“What time is it?” Time for God’s narrative to include the Gentiles, requiring the radical adjustment, but not discarding, of the Jewish worldview. Wright’s hypothesis is, first, that as Paul saw that the Jewish worldview-markers no longer held, the new, Messianic worldview-marker was the “in-the-Messiah” community – united across ethnicities and made holy by God’s Spirit – and, second, that to hold this community together, nothing but theology would do – “the question of God.” And so Paul invents Christian theology.

We’re being offered no less than a Copernican Revolution in Pauline studies. It’s no wonder Wright takes his time weaving his leitmotifs, engaging other scholars and anticipating his critics. He treats us along the way to marvelous analyses of Philemon, Romans, Philippians and Ephesians. His derivation of Paul’s proto-trinitarianism is thrilling. Any lover of the ancient creeds will relish the implicit identification of the “one, holy, catholic and apostolic Church” and “the communion of saints” as both the first work of the Spirit and the essential symbol of the Christian worldview.
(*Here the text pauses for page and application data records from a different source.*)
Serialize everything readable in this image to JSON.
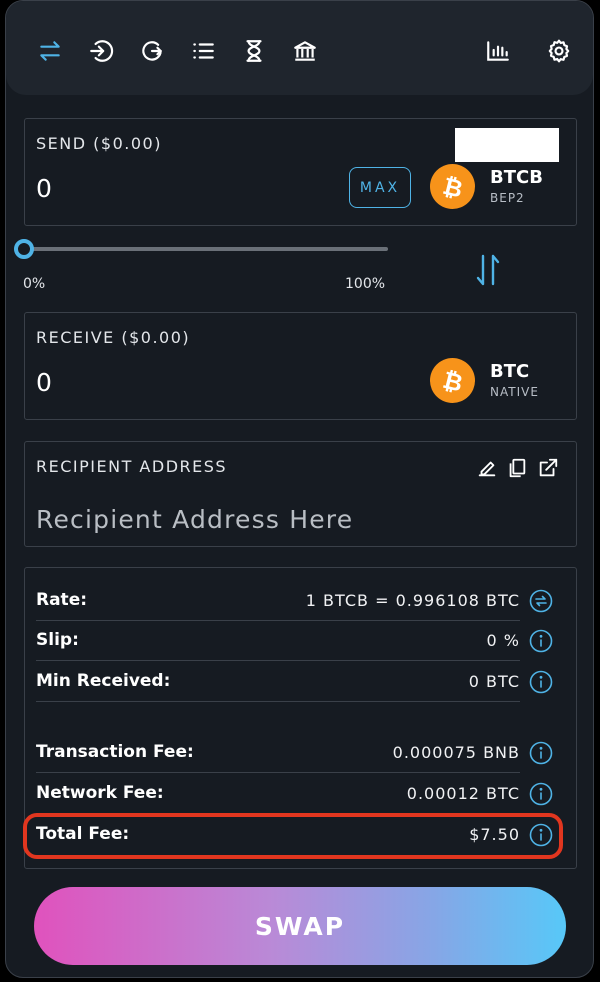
{
  "nav": {
    "icons": [
      "swap-icon",
      "sign-in-icon",
      "redo-icon",
      "list-icon",
      "hourglass-icon",
      "bank-icon",
      "chart-icon",
      "gear-icon"
    ],
    "active": "swap-icon",
    "accent": "#4fb3e6"
  },
  "send": {
    "label": "SEND ($0.00)",
    "amount": "0",
    "max_label": "MAX",
    "asset": {
      "symbol": "BTCB",
      "chain": "BEP2",
      "icon": "bitcoin-icon"
    }
  },
  "slider": {
    "value_percent": 0,
    "min_label": "0%",
    "max_label": "100%"
  },
  "receive": {
    "label": "RECEIVE ($0.00)",
    "amount": "0",
    "asset": {
      "symbol": "BTC",
      "chain": "NATIVE",
      "icon": "bitcoin-icon"
    }
  },
  "recipient": {
    "label": "RECIPIENT ADDRESS",
    "placeholder": "Recipient Address Here",
    "value": "",
    "tools": [
      "edit-icon",
      "copy-icon",
      "external-link-icon"
    ]
  },
  "details": {
    "rate": {
      "label": "Rate:",
      "value": "1 BTCB = 0.996108 BTC"
    },
    "slip": {
      "label": "Slip:",
      "value": "0 %"
    },
    "min_received": {
      "label": "Min Received:",
      "value": "0 BTC"
    },
    "transaction_fee": {
      "label": "Transaction Fee:",
      "value": "0.000075 BNB"
    },
    "network_fee": {
      "label": "Network Fee:",
      "value": "0.00012 BTC"
    },
    "total_fee": {
      "label": "Total Fee:",
      "value": "$7.50"
    }
  },
  "highlight_color": "#e1361f",
  "swap_button": {
    "label": "SWAP"
  }
}
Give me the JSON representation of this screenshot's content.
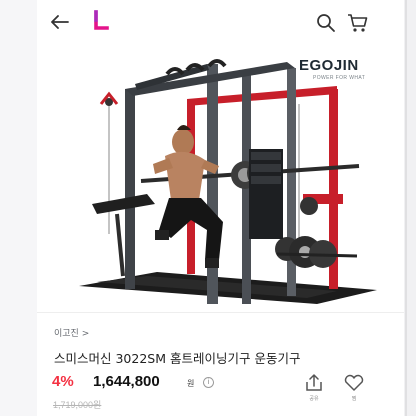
{
  "header": {
    "back_icon": "arrow-left-icon",
    "logo_letter": "L",
    "logo_color": "#e4138a",
    "search_icon": "search-icon",
    "cart_icon": "cart-icon"
  },
  "product_image": {
    "brand": "EGOJIN",
    "brand_tagline": "POWER FOR WHAT",
    "machine_frame_color": "#c71f2a"
  },
  "product": {
    "seller": "이고진 >",
    "title": "스미스머신 3022SM 홈트레이닝기구 운동기구",
    "discount": "4%",
    "price": "1,644,800",
    "price_unit": "원",
    "original_price": "1,719,000원"
  },
  "actions": {
    "share_label": "공유",
    "like_label": "찜"
  },
  "colors": {
    "accent_discount": "#f43142",
    "text_primary": "#222222"
  }
}
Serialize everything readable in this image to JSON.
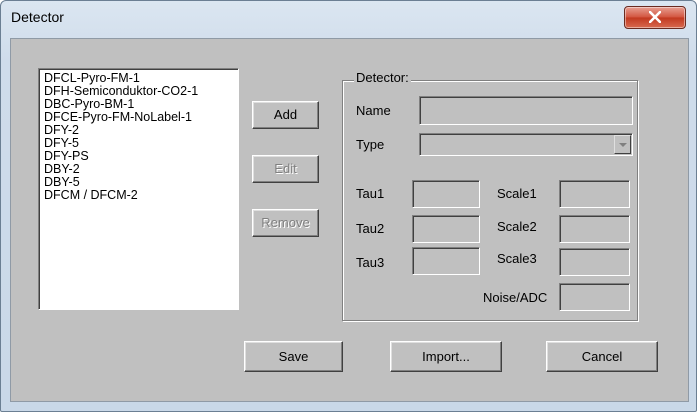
{
  "window": {
    "title": "Detector"
  },
  "detector_list": {
    "items": [
      "DFCL-Pyro-FM-1",
      "DFH-Semiconduktor-CO2-1",
      "DBC-Pyro-BM-1",
      "DFCE-Pyro-FM-NoLabel-1",
      "DFY-2",
      "DFY-5",
      "DFY-PS",
      "DBY-2",
      "DBY-5",
      "DFCM / DFCM-2"
    ]
  },
  "list_buttons": {
    "add": "Add",
    "edit": "Edit",
    "remove": "Remove"
  },
  "detector_group": {
    "legend": "Detector:",
    "name_label": "Name",
    "name_value": "",
    "type_label": "Type",
    "type_value": "",
    "tau1_label": "Tau1",
    "tau2_label": "Tau2",
    "tau3_label": "Tau3",
    "scale1_label": "Scale1",
    "scale2_label": "Scale2",
    "scale3_label": "Scale3",
    "noise_label": "Noise/ADC"
  },
  "footer_buttons": {
    "save": "Save",
    "import": "Import...",
    "cancel": "Cancel"
  },
  "icons": {
    "close": "close-icon",
    "dropdown": "chevron-down-icon"
  }
}
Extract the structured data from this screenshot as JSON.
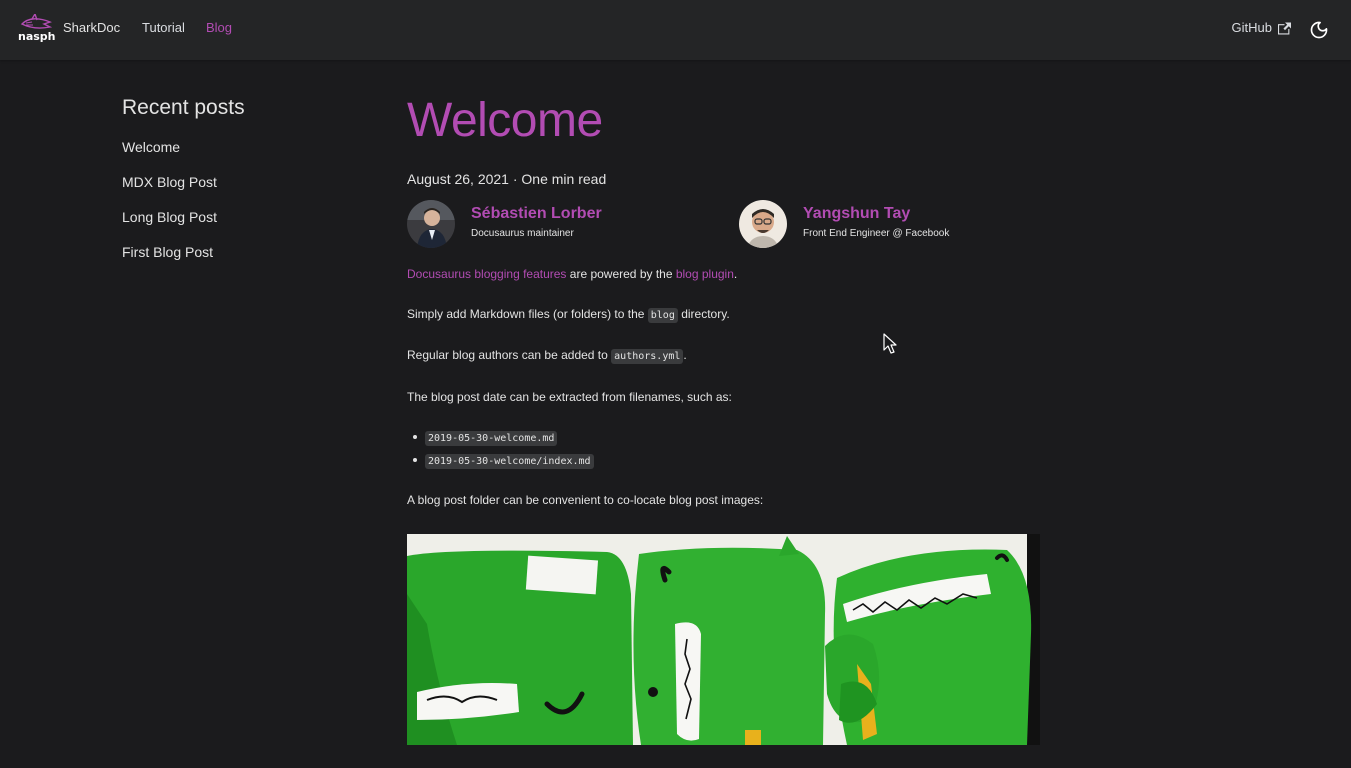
{
  "navbar": {
    "logo_text": "nasph",
    "title": "SharkDoc",
    "links": [
      {
        "label": "Tutorial",
        "active": false
      },
      {
        "label": "Blog",
        "active": true
      }
    ],
    "github_label": "GitHub",
    "icons": {
      "external": "external-link-icon",
      "theme": "moon-icon"
    }
  },
  "sidebar": {
    "title": "Recent posts",
    "items": [
      "Welcome",
      "MDX Blog Post",
      "Long Blog Post",
      "First Blog Post"
    ]
  },
  "post": {
    "title": "Welcome",
    "meta": "August 26, 2021 · One min read",
    "authors": [
      {
        "name": "Sébastien Lorber",
        "role": "Docusaurus maintainer"
      },
      {
        "name": "Yangshun Tay",
        "role": "Front End Engineer @ Facebook"
      }
    ],
    "p1": {
      "link1": "Docusaurus blogging features",
      "mid": " are powered by the ",
      "link2": "blog plugin",
      "end": "."
    },
    "p2": {
      "pre": "Simply add Markdown files (or folders) to the ",
      "code": "blog",
      "post": " directory."
    },
    "p3": {
      "pre": "Regular blog authors can be added to ",
      "code": "authors.yml",
      "post": "."
    },
    "p4": "The blog post date can be extracted from filenames, such as:",
    "files": [
      "2019-05-30-welcome.md",
      "2019-05-30-welcome/index.md"
    ],
    "p5": "A blog post folder can be convenient to co-locate blog post images:"
  },
  "colors": {
    "accent": "#b24cb3",
    "background": "#1b1b1d",
    "navbar": "#242526"
  }
}
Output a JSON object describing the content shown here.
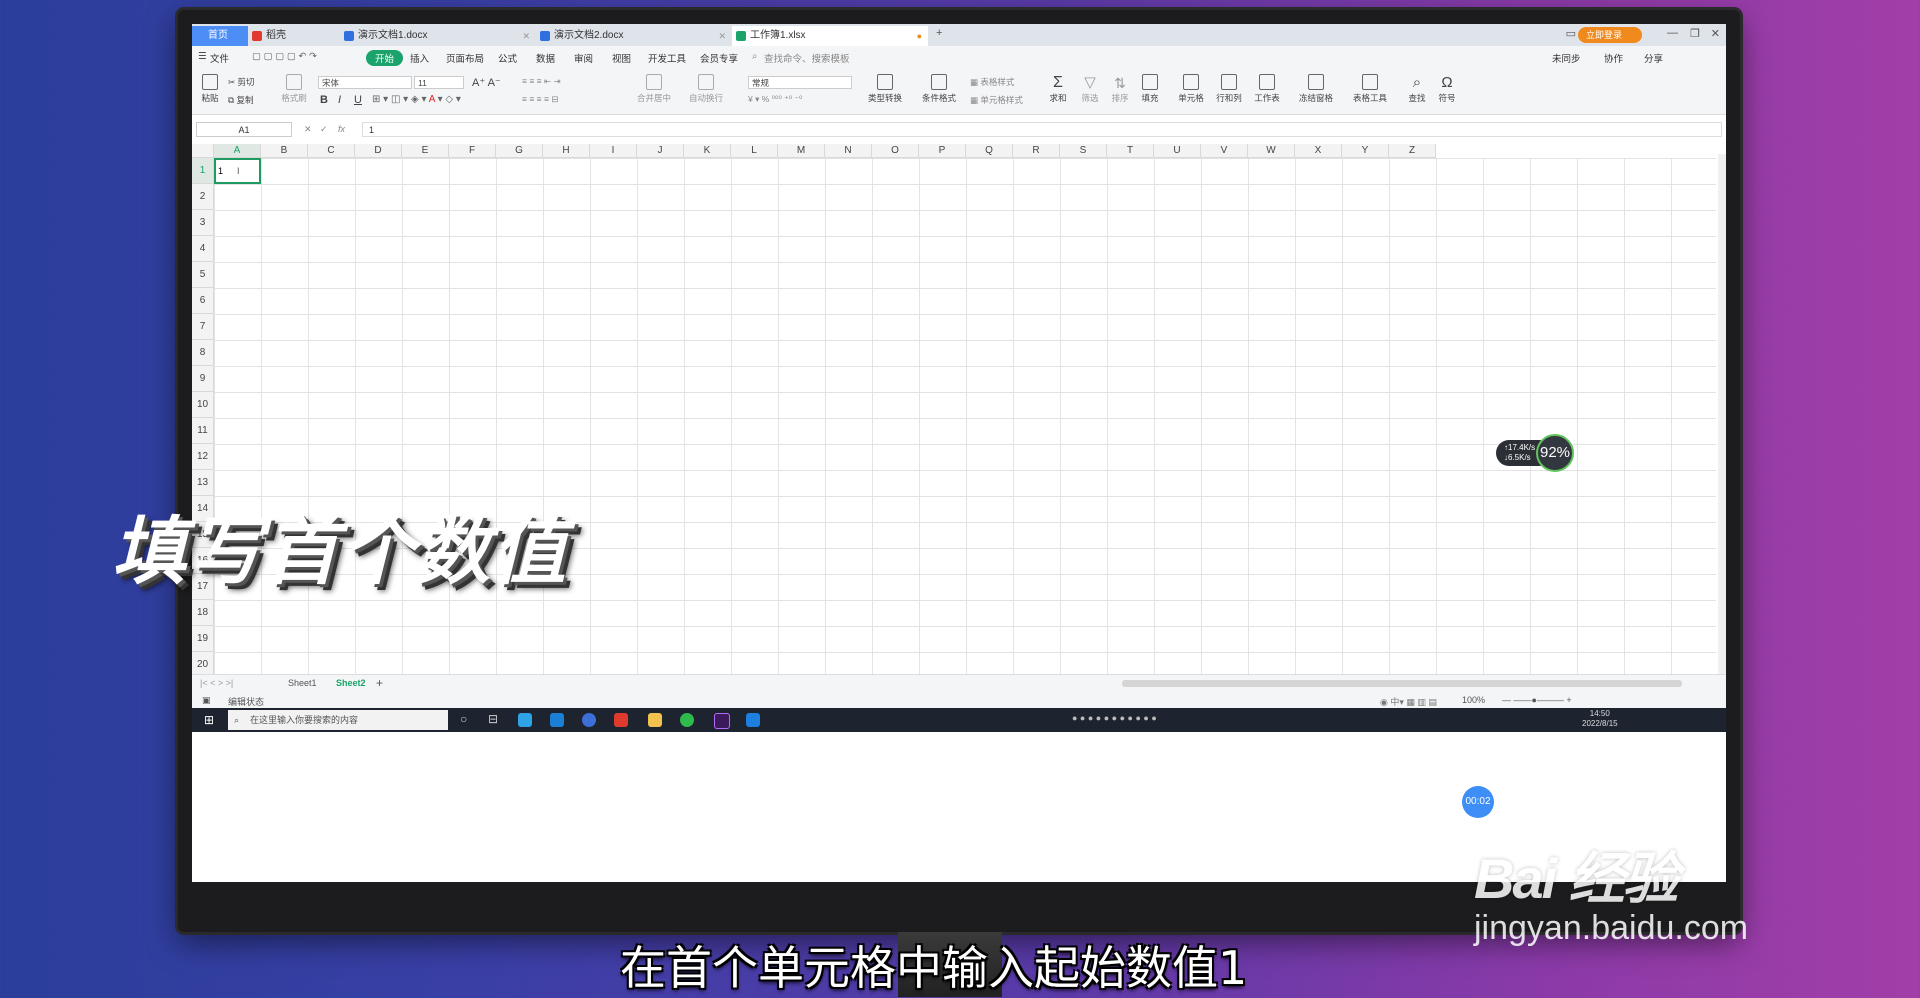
{
  "tabs": {
    "home": "首页",
    "t1": "稻壳",
    "t2": "演示文档1.docx",
    "t3": "演示文档2.docx",
    "t4": "工作簿1.xlsx",
    "login": "立即登录"
  },
  "menu": {
    "file": "文件",
    "start": "开始",
    "insert": "插入",
    "layout": "页面布局",
    "formula": "公式",
    "data": "数据",
    "review": "审阅",
    "view": "视图",
    "dev": "开发工具",
    "member": "会员专享",
    "search": "查找命令、搜索模板",
    "sync": "未同步",
    "collab": "协作",
    "share": "分享"
  },
  "ribbon": {
    "paste": "粘贴",
    "cut": "剪切",
    "copy": "复制",
    "format_painter": "格式刷",
    "font": "宋体",
    "size": "11",
    "merge": "合并居中",
    "wrap": "自动换行",
    "numfmt": "常规",
    "convert": "类型转换",
    "cond": "条件格式",
    "table_style": "表格样式",
    "cell_style": "单元格样式",
    "sum": "求和",
    "filter": "筛选",
    "sort": "排序",
    "fill": "填充",
    "cell": "单元格",
    "rowcol": "行和列",
    "sheet": "工作表",
    "freeze": "冻结窗格",
    "tools": "表格工具",
    "find": "查找",
    "symbol": "符号"
  },
  "formula_bar": {
    "name": "A1",
    "fx": "fx",
    "value": "1"
  },
  "columns": [
    "A",
    "B",
    "C",
    "D",
    "E",
    "F",
    "G",
    "H",
    "I",
    "J",
    "K",
    "L",
    "M",
    "N",
    "O",
    "P",
    "Q",
    "R",
    "S",
    "T",
    "U",
    "V",
    "W",
    "X",
    "Y",
    "Z"
  ],
  "rows": [
    "1",
    "2",
    "3",
    "4",
    "5",
    "6",
    "7",
    "8",
    "9",
    "10",
    "11",
    "12",
    "13",
    "14",
    "15",
    "16",
    "17",
    "18",
    "19",
    "20"
  ],
  "cell_a1": "1",
  "sheets": {
    "s1": "Sheet1",
    "s2": "Sheet2"
  },
  "status": {
    "mode": "编辑状态",
    "zoom": "100%"
  },
  "taskbar": {
    "search": "在这里输入你要搜索的内容",
    "time": "14:50",
    "date": "2022/8/15"
  },
  "speed": {
    "up": "↑17.4K/s",
    "down": "↓6.5K/s",
    "pct": "92%"
  },
  "timer": "00:02",
  "overlay_title": "填写首个数值",
  "subtitle": "在首个单元格中输入起始数值1",
  "watermark": {
    "logo": "Bai 经验",
    "url": "jingyan.baidu.com"
  }
}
Reformed readers will welcome Wright’s emphases on worldview, covenant, the kingdom of God and even the third use of the law (though he does not call it that). Some Reformed readers are horrified that Wright obstinately reads Paul in other than Reformation terms. I suspect the New Testament guild may dismiss him for his disregard of academic orthodoxies. I’m gratified, for example, that the specious “problem of the delay of the parousia” can go back to the vapor it came from.

This book is a very big deal. It seems to me that the audacious magnitude of Wright’s hypothesis should vault him to the status of an F.C. Baur, a Schweitzer or a Bultmann, all of whom he challenges. I can’t imagine how any New Testament scholar can now avoid him. The book is written at a level that any seminary-trained pastor should be able to read, although its great length will be an obstacle. But if you want to teach or preach Paul, I think you can’t ignore this book.

That’s not to say it’s the last word, and Wright himself does not pretend so. Any good hypothesis opens up new questions, and I’m not convinced by all he says. For example, his claim that Paul’s sexual ethics arises out of Jewish creationism is, yes, claimed more than argued and does not account for all that Paul says on the matter. Second, we need to consider carefully Wright’s claim that for Paul, the covenant with Abraham trumps the covenant at Sinai. I don’t think it did so for our Lord, who alluded to Exodus 24 in his words at the Last Supper. Third, if Paul so highly valued the one community in Christ, then ought we not consider, more than Wright does, what Paul learned from, and in community with, the other apostles, especially John? Fourth, the grand narrative of God “setting the world to rights” is so hard to square with our lived experience that I can imagine someone rejecting Wright’s whole project for the more immediate satisfactions offered by either existentialist or evangelical readings of Paul. If you think that our theology can only be what Paul’s was, you won’t like this book. But Reformed theology does not need to think that. This book only begins to suggest the theology arising out of Paul that we must do ourselves.

I wish that Fortress had published the book as SPCK did, in three volumes, not two; the second volume is impossible to hold for long. I wish that Wright’s admittedly tendentious paraphrases of Paul, “you see,” were not so irritating. But then, I wish Wagner’s operas didn’t depend so much on potions and magic helmets. Such flaws, in either case, do not compromise the greatness of the achievement. This is a great book. Read it if you love the New Testament.


Daniel Meeter walks on Sundays to preach at Old First Reformed Church, Brooklyn, New York.